PUMLUMON, pronounced “Pimlimmon” – is the highest summit in the Cambrian Mountains of Mid-Wales and dominates the countryside of north Ceredigion. Three rivers, the Severn, the Rheidol and the Wye, descend from these mountains through dramatic and varied scenery to the coast at Aberystwyth, while a fourth, the Teifi, heads south towards Cardigan (Aberteifi).
The wild summits, rolling foothills, and deep valleys of the Pumlumon massif have for centuries acted as a formidable barrier, making this one of the least-known parts of Wales. Today, the remote, peaceful atmosphere and lack of urban centres and development are among the area’s greatest assets.
In the Middle Ages, the Cistercian abbey of Strata Florida (in Welsh, Ystrad Fflur, or plain of flowers) controlled the economy of this hill country. The abbey owned extensive tracts of land, mainly managed for profitable sheep-farming, and also exploited the rivers and lakes for fishing and the area’s mineral resources. The monks built a good network of roads, including reputedly the first bridge at Devil’s Bridge (or Pontarfynach = bridge over the monks’ river), which brought pilgrims to the abbey itself and traders from far afield to the lucrative fairs held four times a year at Ffair-rhos.
When the monasteries were broken up by Henry VIII, the Pumlumon area became a marginal land of subsistence hill farms and absentee landlords, where few outsiders visited and little changed for 250 years. Then, in the late 1700s, it was “rediscovered” by the outside world. The fashion for making “Picturesque” tours brought the leisured classes to the upland parts of Britain, there to wonder at, describe, and sketch the mountains, waterfalls, rural scenes, and ancient ruins.

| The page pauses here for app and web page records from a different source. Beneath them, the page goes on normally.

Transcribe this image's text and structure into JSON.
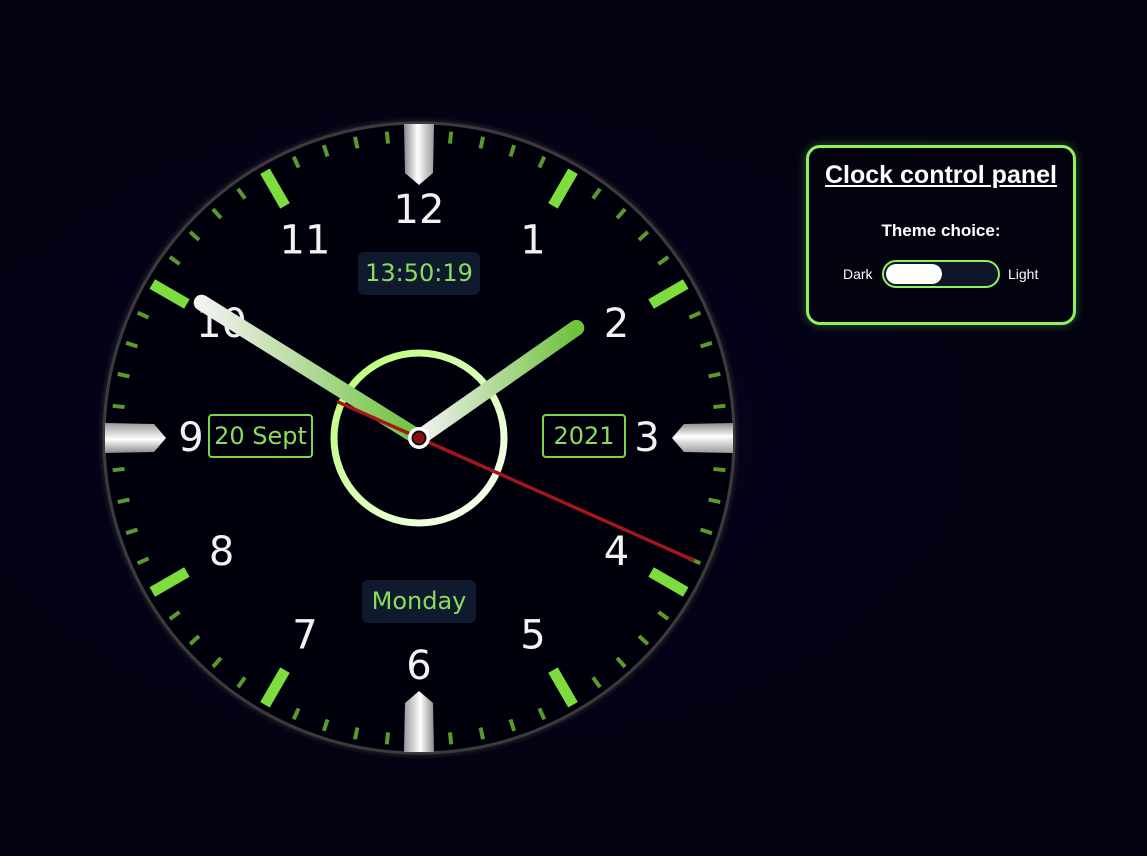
{
  "clock": {
    "numerals": [
      "12",
      "1",
      "2",
      "3",
      "4",
      "5",
      "6",
      "7",
      "8",
      "9",
      "10",
      "11"
    ],
    "time": {
      "hours": 13,
      "minutes": 50,
      "seconds": 19
    },
    "digital_time": "13:50:19",
    "date_day_month": "20 Sept",
    "year": "2021",
    "weekday": "Monday"
  },
  "panel": {
    "title": "Clock control panel",
    "theme_label": "Theme choice:",
    "option_dark": "Dark",
    "option_light": "Light",
    "theme_toggle_value": "Dark"
  },
  "colors": {
    "background": "#040217",
    "accent_green": "#8ef25c",
    "text_green": "#8cdc5c",
    "second_hand": "#a01818",
    "numeral": "#f2f2f2"
  }
}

Wales, having its own language and distinctive culture and heritage, seemed to these early tourists an exotic foreign land, and nowhere more so than among the hills of Cardiganshire (now Ceredigion). Despite the language barrier, many visitors remarked on the friendliness of the local people, and the absence of the rigid class divisions that existed in England. Devil’s Bridge, with its magnificent cascades and ravines, was a major attraction and became the first purpose-built tourist “resort” in Wales. Its popularity increased with the development of the nearly Hafod Estate as a model picturesque landscape. Artists, travel writers, and romantic poets celebrated the area in their works.
In sharp contrast, by the middle of the nineteenth century much of upland Ceredigion had become an industrial landscape. There had always been small-scale mining operations – in places, dating back to the Bronze Age – but from the 1830s lead mining became big business. New villages grew up, with numerous inns and a frontier character, reservoirs were constructed to provide water-power, and a railway was built from Devil’s Bridge to the coast. Miners migrated to the area from Cornwall, Yorkshire, and elsewhere: their names can be found on gravestones in country churchyards and some of their descendants are here still.

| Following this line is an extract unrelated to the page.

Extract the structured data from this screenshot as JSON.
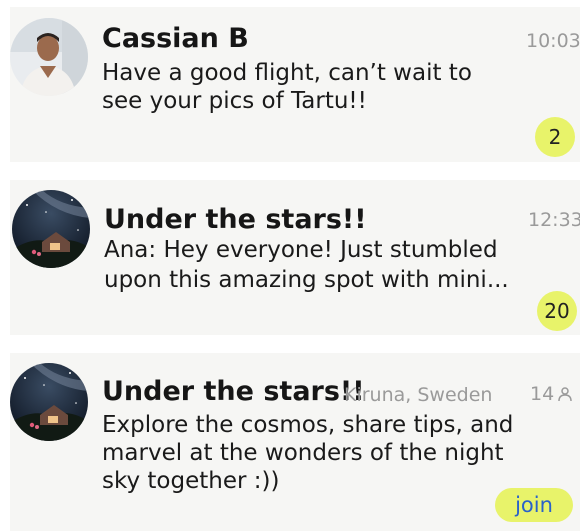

The last mine closed in the 1920s, and at around the same time forestry began to provide a significant source of employment. Today, the old mine buildings and tips have to large extent been absorbed back into the landscape, but they continue to provide a fascinating study for the industrial archaeologist.
Today, the Pumlumon area is a sum of all these historical layers in a wonderful natural setting. You can visit Devil’s Bridge and enjoy the walks down into the gorge, where the views of the falls have changed little since the first tourists arrived in the 18th century. The ruins of Strata Florida abbey are beautifully situated in a bowl in the midst of hills, with nearby the nature reserve of Cors Caron, an upland bog relic of the Ice Age.
The historic landscape at Hafod is being restored, and here you can follow scenic walks that lead you to cascades and crags, picturesque buildings and bridges, and splendid views of rivers, meadows, woods and mountains. At nearby Pwllpeiran and at a number of other sites in the area way-marked trails can be enjoyed, and there is an inexhaustible supply of public footpaths through hugely varied scenery.
You can get acquainted with the history of lead-mining in a hands-on way, including a trip underground, at the Silver Mountain Experience. The Vale of Rheidol narrow gauge steam railway, built for mineral and timber traffic in 1902, will convey you at a leisurely pace along the steep valley side, with stunning views. For those who prefer a more energetic means of transport, there are two excellent mountain-bike trails at Bwlch Nant yr Arian, with more planned for the area, and routes along quiet lanes for the more conventional cyclist.
Natural mountain lakes, old mine ponds, the reservoirs of the Rheidol hydro-electric scheme, along with rivers and streams, provide a wide choice of location for the angler and some of the best brown trout fishing in the country. With so many different habitats, the whole Pumlumon area is a paradise for bird-watchers, and even the untrained eye can quickly learn to spot our most special bird, the red kite. For close-up views, you can attend the daily kite-feeding session at Bwlch Nant yr Arian.